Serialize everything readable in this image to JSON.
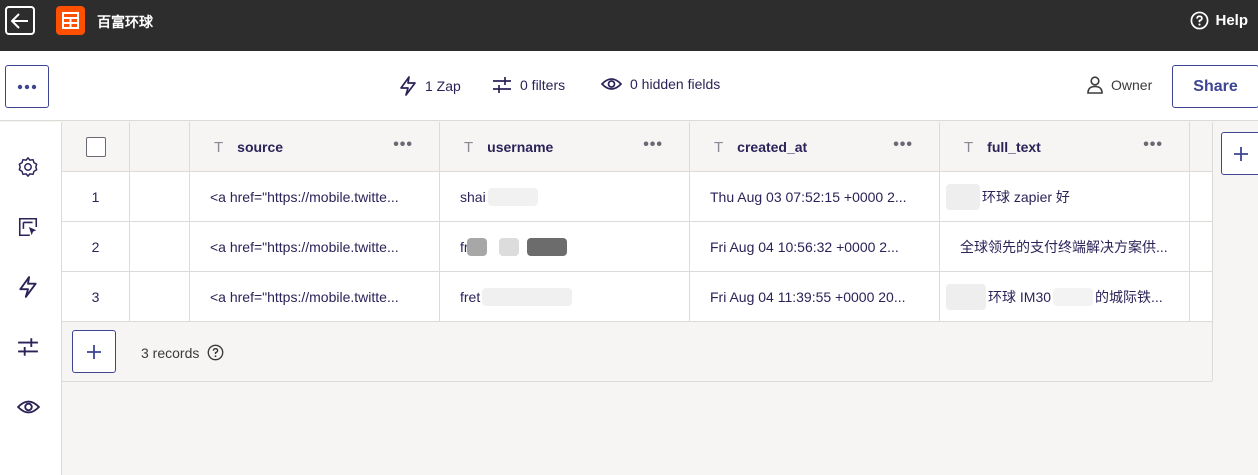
{
  "topbar": {
    "app_title": "百富环球",
    "help_label": "Help"
  },
  "toolbar": {
    "zap_label": "1 Zap",
    "filters_label": "0 filters",
    "hidden_label": "0 hidden fields",
    "owner_label": "Owner",
    "share_label": "Share"
  },
  "table": {
    "columns": [
      {
        "name": "source"
      },
      {
        "name": "username"
      },
      {
        "name": "created_at"
      },
      {
        "name": "full_text"
      }
    ],
    "rows": [
      {
        "num": "1",
        "source": "<a href=\"https://mobile.twitte...",
        "username": "shai",
        "created_at": "Thu Aug 03 07:52:15 +0000 2...",
        "full_text": "环球 zapier 好"
      },
      {
        "num": "2",
        "source": "<a href=\"https://mobile.twitte...",
        "username": "fr",
        "created_at": "Fri Aug 04 10:56:32 +0000 2...",
        "full_text": "全球领先的支付终端解决方案供..."
      },
      {
        "num": "3",
        "source": "<a href=\"https://mobile.twitte...",
        "username": "fret",
        "created_at": "Fri Aug 04 11:39:55 +0000 20...",
        "full_text_a": "环球 IM30",
        "full_text_b": "的城际铁..."
      }
    ]
  },
  "footer": {
    "records_label": "3 records"
  },
  "icons": {
    "back": "back-arrow-icon",
    "logo": "table-icon",
    "help": "help-circle-icon",
    "settings": "gear-icon",
    "views": "cursor-panel-icon",
    "zap": "lightning-icon",
    "filters": "filter-sliders-icon",
    "hidden": "eye-icon"
  },
  "colors": {
    "topbar": "#2d2d2d",
    "brand": "#ff4f00",
    "accent": "#3d4592"
  }
}
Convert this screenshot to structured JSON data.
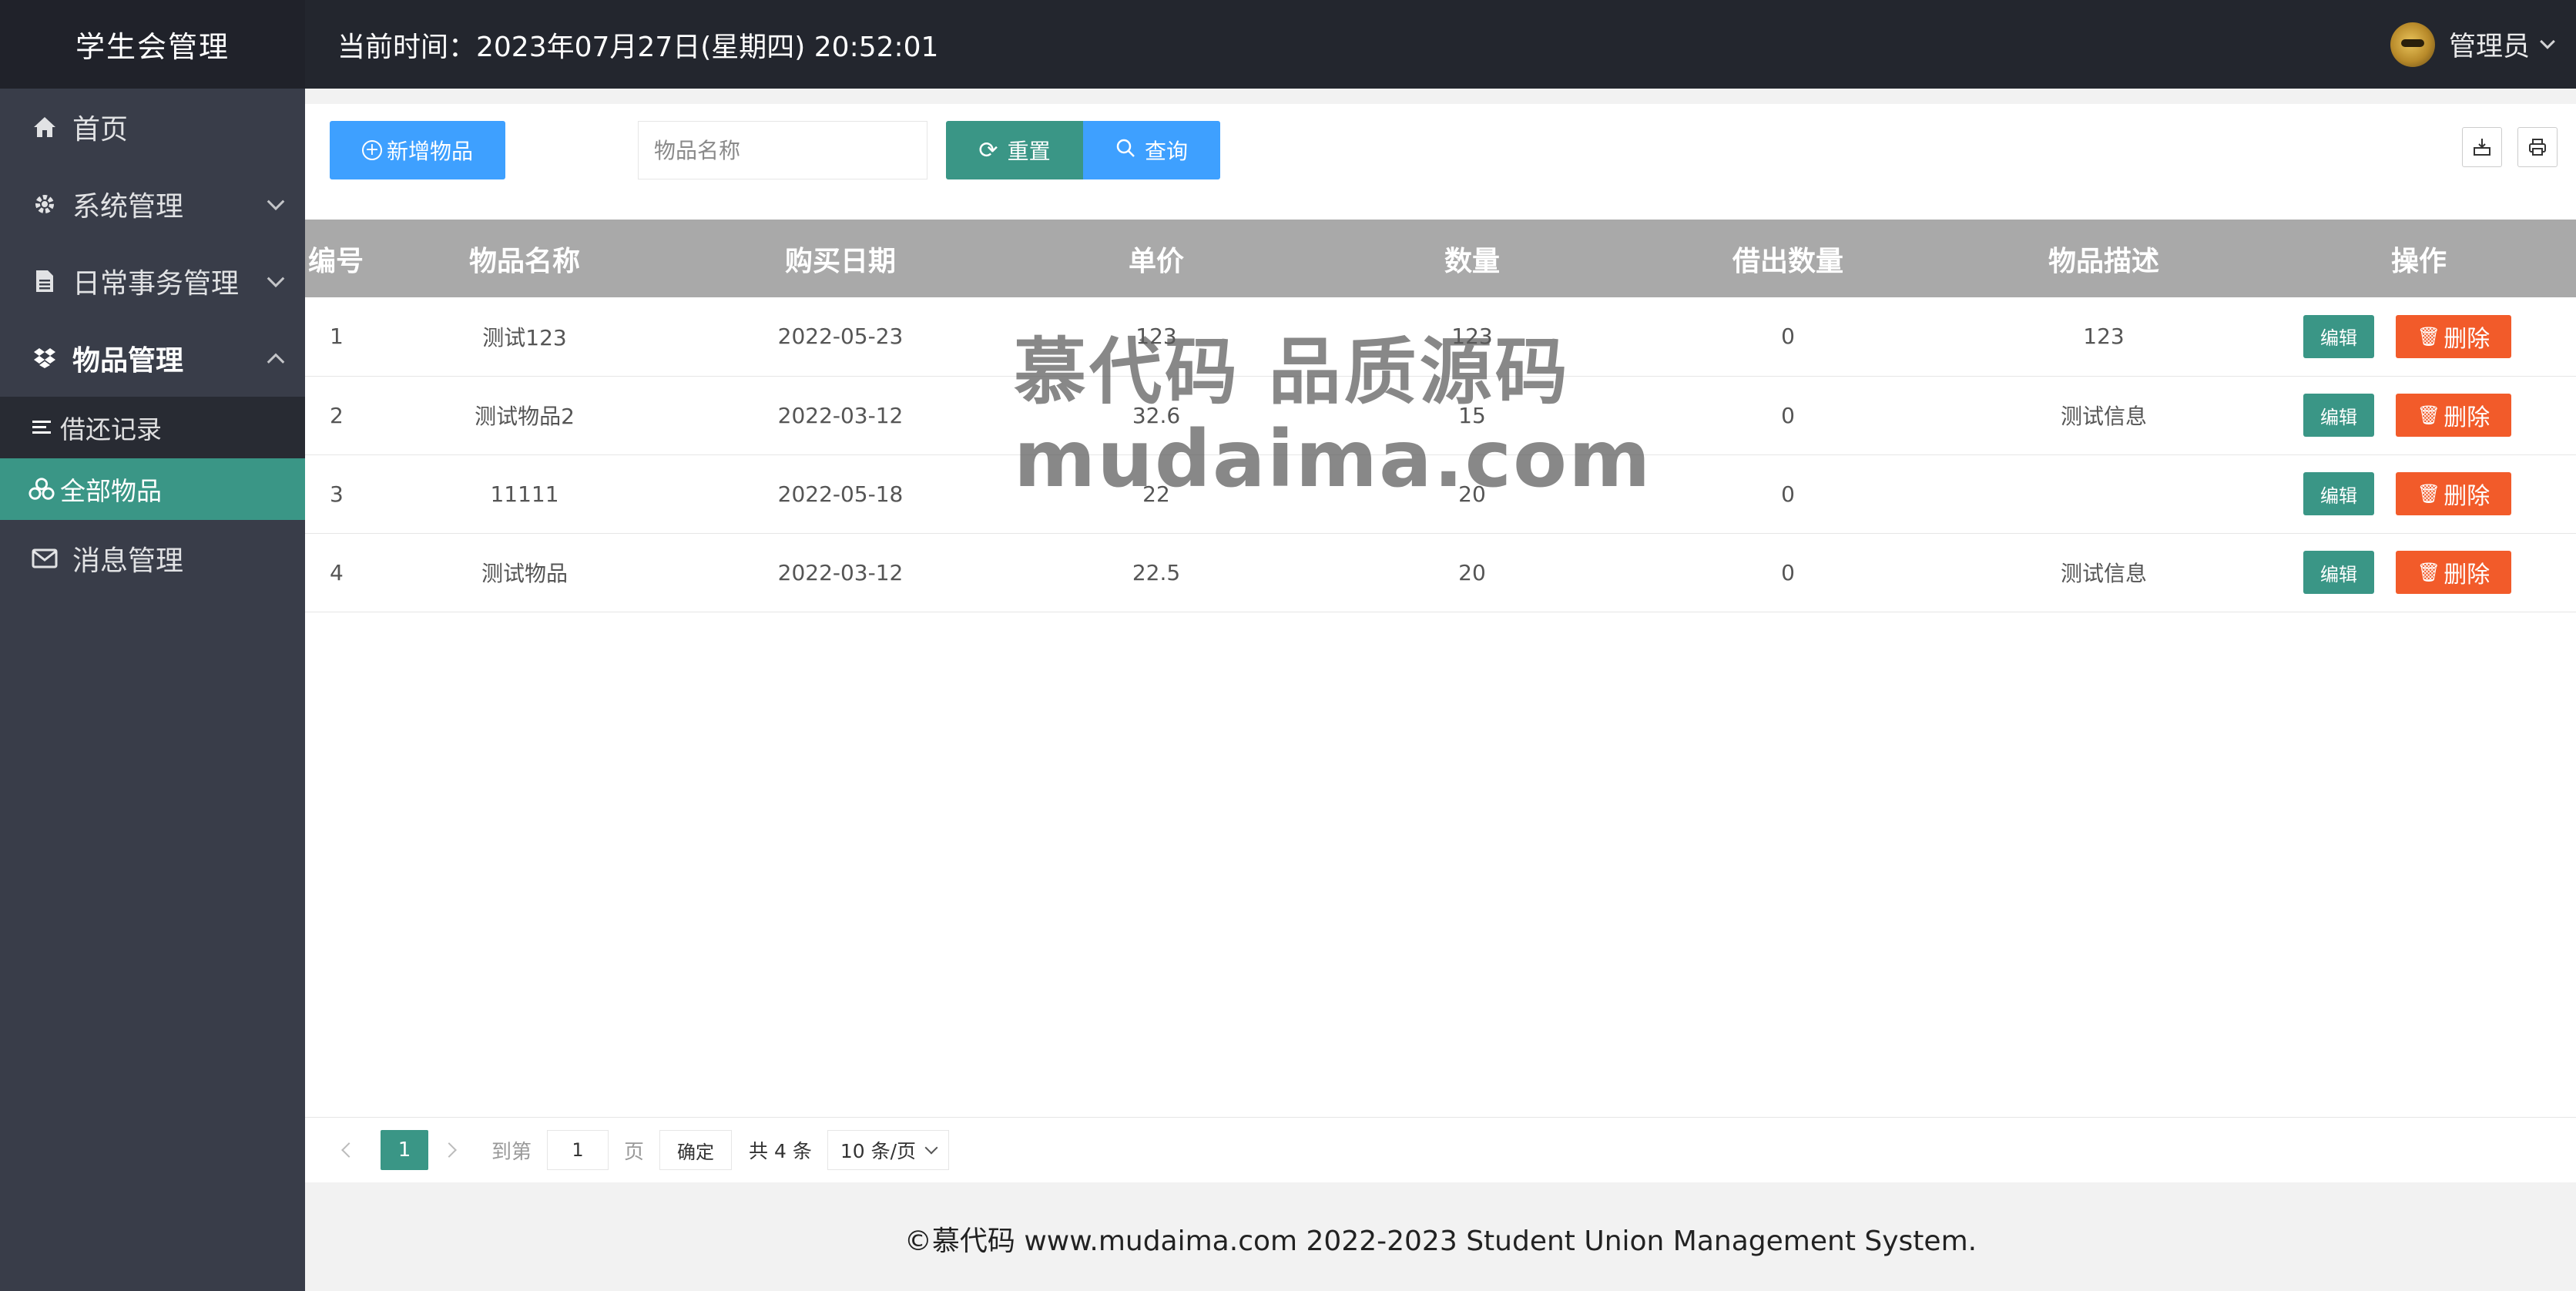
{
  "sidebar": {
    "title": "学生会管理",
    "items": [
      {
        "label": "首页",
        "icon": "home-icon"
      },
      {
        "label": "系统管理",
        "icon": "gear-icon"
      },
      {
        "label": "日常事务管理",
        "icon": "document-icon"
      },
      {
        "label": "物品管理",
        "icon": "dropbox-icon"
      },
      {
        "label": "消息管理",
        "icon": "envelope-icon"
      }
    ],
    "children": [
      {
        "label": "借还记录",
        "icon": "list-icon"
      },
      {
        "label": "全部物品",
        "icon": "cubes-icon"
      }
    ]
  },
  "header": {
    "time_text": "当前时间：2023年07月27日(星期四) 20:52:01",
    "user_name": "管理员"
  },
  "toolbar": {
    "add_label": "新增物品",
    "search_placeholder": "物品名称",
    "reset_label": "重置",
    "query_label": "查询"
  },
  "table": {
    "columns": [
      "编号",
      "物品名称",
      "购买日期",
      "单价",
      "数量",
      "借出数量",
      "物品描述",
      "操作"
    ],
    "rows": [
      {
        "id": "1",
        "name": "测试123",
        "date": "2022-05-23",
        "price": "123",
        "qty": "123",
        "lent": "0",
        "desc": "123"
      },
      {
        "id": "2",
        "name": "测试物品2",
        "date": "2022-03-12",
        "price": "32.6",
        "qty": "15",
        "lent": "0",
        "desc": "测试信息"
      },
      {
        "id": "3",
        "name": "11111",
        "date": "2022-05-18",
        "price": "22",
        "qty": "20",
        "lent": "0",
        "desc": ""
      },
      {
        "id": "4",
        "name": "测试物品",
        "date": "2022-03-12",
        "price": "22.5",
        "qty": "20",
        "lent": "0",
        "desc": "测试信息"
      }
    ],
    "edit_label": "编辑",
    "delete_label": "删除"
  },
  "pager": {
    "current": "1",
    "goto_label": "到第",
    "goto_value": "1",
    "page_label": "页",
    "confirm_label": "确定",
    "total_text": "共 4 条",
    "page_size": "10 条/页"
  },
  "footer": {
    "text": "©慕代码 www.mudaima.com 2022-2023 Student Union Management System."
  },
  "watermark": {
    "line1": "慕代码 品质源码",
    "line2": "mudaima.com"
  },
  "colors": {
    "sidebar_bg": "#393d49",
    "header_bg": "#23262e",
    "active_green": "#3a9686",
    "primary_blue": "#3ea0ff",
    "danger_orange": "#f25b2a",
    "table_header": "#a9a9a9"
  }
}
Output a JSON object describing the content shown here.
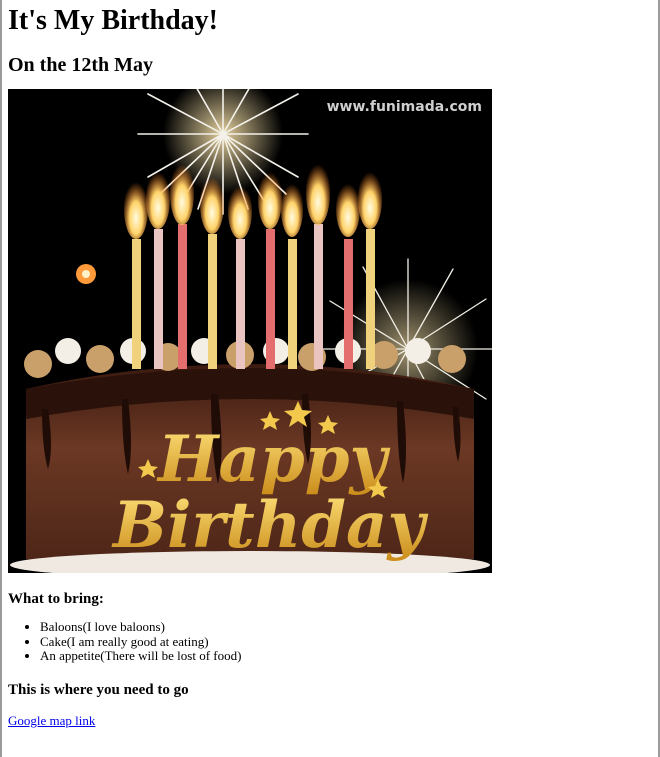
{
  "page": {
    "title": "It's My Birthday!",
    "date_heading": "On the 12th May"
  },
  "image": {
    "watermark": "www.funimada.com",
    "script_line1": "Happy",
    "script_line2": "Birthday",
    "colors": {
      "background": "#000000",
      "cake": "#5a2e1c",
      "gold": "#e8b534",
      "candle_red": "#d24a4a",
      "flame": "#ffd36a"
    }
  },
  "bring": {
    "heading": "What to bring:",
    "items": [
      "Baloons(I love baloons)",
      "Cake(I am really good at eating)",
      "An appetite(There will be lost of food)"
    ]
  },
  "directions": {
    "heading": "This is where you need to go",
    "link_text": "Google map link"
  }
}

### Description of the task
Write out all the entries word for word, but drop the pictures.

### Written answer
Serialize everything readable in this image to JSON.
{
  "topbar": {
    "app_title": "百富环球",
    "help_label": "Help"
  },
  "toolbar": {
    "zap_label": "1 Zap",
    "filters_label": "0 filters",
    "hidden_label": "0 hidden fields",
    "owner_label": "Owner",
    "share_label": "Share"
  },
  "table": {
    "columns": [
      {
        "name": "source"
      },
      {
        "name": "username"
      },
      {
        "name": "created_at"
      },
      {
        "name": "full_text"
      }
    ],
    "rows": [
      {
        "num": "1",
        "source": "<a href=\"https://mobile.twitte...",
        "username": "shai",
        "created_at": "Thu Aug 03 07:52:15 +0000 2...",
        "full_text": "环球 zapier 好"
      },
      {
        "num": "2",
        "source": "<a href=\"https://mobile.twitte...",
        "username": "fr",
        "created_at": "Fri Aug 04 10:56:32 +0000 2...",
        "full_text": "全球领先的支付终端解决方案供..."
      },
      {
        "num": "3",
        "source": "<a href=\"https://mobile.twitte...",
        "username": "fret",
        "created_at": "Fri Aug 04 11:39:55 +0000 20...",
        "full_text_a": "环球 IM30",
        "full_text_b": "的城际铁..."
      }
    ]
  },
  "footer": {
    "records_label": "3 records"
  },
  "icons": {
    "back": "back-arrow-icon",
    "logo": "table-icon",
    "help": "help-circle-icon",
    "settings": "gear-icon",
    "views": "cursor-panel-icon",
    "zap": "lightning-icon",
    "filters": "filter-sliders-icon",
    "hidden": "eye-icon"
  },
  "colors": {
    "topbar": "#2d2d2d",
    "brand": "#ff4f00",
    "accent": "#3d4592"
  }
}
Convert this screenshot to structured JSON data.
{
  "sidebar": {
    "title": "学生会管理",
    "items": [
      {
        "label": "首页",
        "icon": "home-icon"
      },
      {
        "label": "系统管理",
        "icon": "gear-icon"
      },
      {
        "label": "日常事务管理",
        "icon": "document-icon"
      },
      {
        "label": "物品管理",
        "icon": "dropbox-icon"
      },
      {
        "label": "消息管理",
        "icon": "envelope-icon"
      }
    ],
    "children": [
      {
        "label": "借还记录",
        "icon": "list-icon"
      },
      {
        "label": "全部物品",
        "icon": "cubes-icon"
      }
    ]
  },
  "header": {
    "time_text": "当前时间：2023年07月27日(星期四) 20:52:01",
    "user_name": "管理员"
  },
  "toolbar": {
    "add_label": "新增物品",
    "search_placeholder": "物品名称",
    "reset_label": "重置",
    "query_label": "查询"
  },
  "table": {
    "columns": [
      "编号",
      "物品名称",
      "购买日期",
      "单价",
      "数量",
      "借出数量",
      "物品描述",
      "操作"
    ],
    "rows": [
      {
        "id": "1",
        "name": "测试123",
        "date": "2022-05-23",
        "price": "123",
        "qty": "123",
        "lent": "0",
        "desc": "123"
      },
      {
        "id": "2",
        "name": "测试物品2",
        "date": "2022-03-12",
        "price": "32.6",
        "qty": "15",
        "lent": "0",
        "desc": "测试信息"
      },
      {
        "id": "3",
        "name": "11111",
        "date": "2022-05-18",
        "price": "22",
        "qty": "20",
        "lent": "0",
        "desc": ""
      },
      {
        "id": "4",
        "name": "测试物品",
        "date": "2022-03-12",
        "price": "22.5",
        "qty": "20",
        "lent": "0",
        "desc": "测试信息"
      }
    ],
    "edit_label": "编辑",
    "delete_label": "删除"
  },
  "pager": {
    "current": "1",
    "goto_label": "到第",
    "goto_value": "1",
    "page_label": "页",
    "confirm_label": "确定",
    "total_text": "共 4 条",
    "page_size": "10 条/页"
  },
  "footer": {
    "text": "©慕代码 www.mudaima.com 2022-2023 Student Union Management System."
  },
  "watermark": {
    "line1": "慕代码 品质源码",
    "line2": "mudaima.com"
  },
  "colors": {
    "sidebar_bg": "#393d49",
    "header_bg": "#23262e",
    "active_green": "#3a9686",
    "primary_blue": "#3ea0ff",
    "danger_orange": "#f25b2a",
    "table_header": "#a9a9a9"
  }
}
Output a JSON object describing the content shown here.
{
  "page": {
    "title": "It's My Birthday!",
    "date_heading": "On the 12th May"
  },
  "image": {
    "watermark": "www.funimada.com",
    "script_line1": "Happy",
    "script_line2": "Birthday",
    "colors": {
      "background": "#000000",
      "cake": "#5a2e1c",
      "gold": "#e8b534",
      "candle_red": "#d24a4a",
      "flame": "#ffd36a"
    }
  },
  "bring": {
    "heading": "What to bring:",
    "items": [
      "Baloons(I love baloons)",
      "Cake(I am really good at eating)",
      "An appetite(There will be lost of food)"
    ]
  },
  "directions": {
    "heading": "This is where you need to go",
    "link_text": "Google map link"
  }
}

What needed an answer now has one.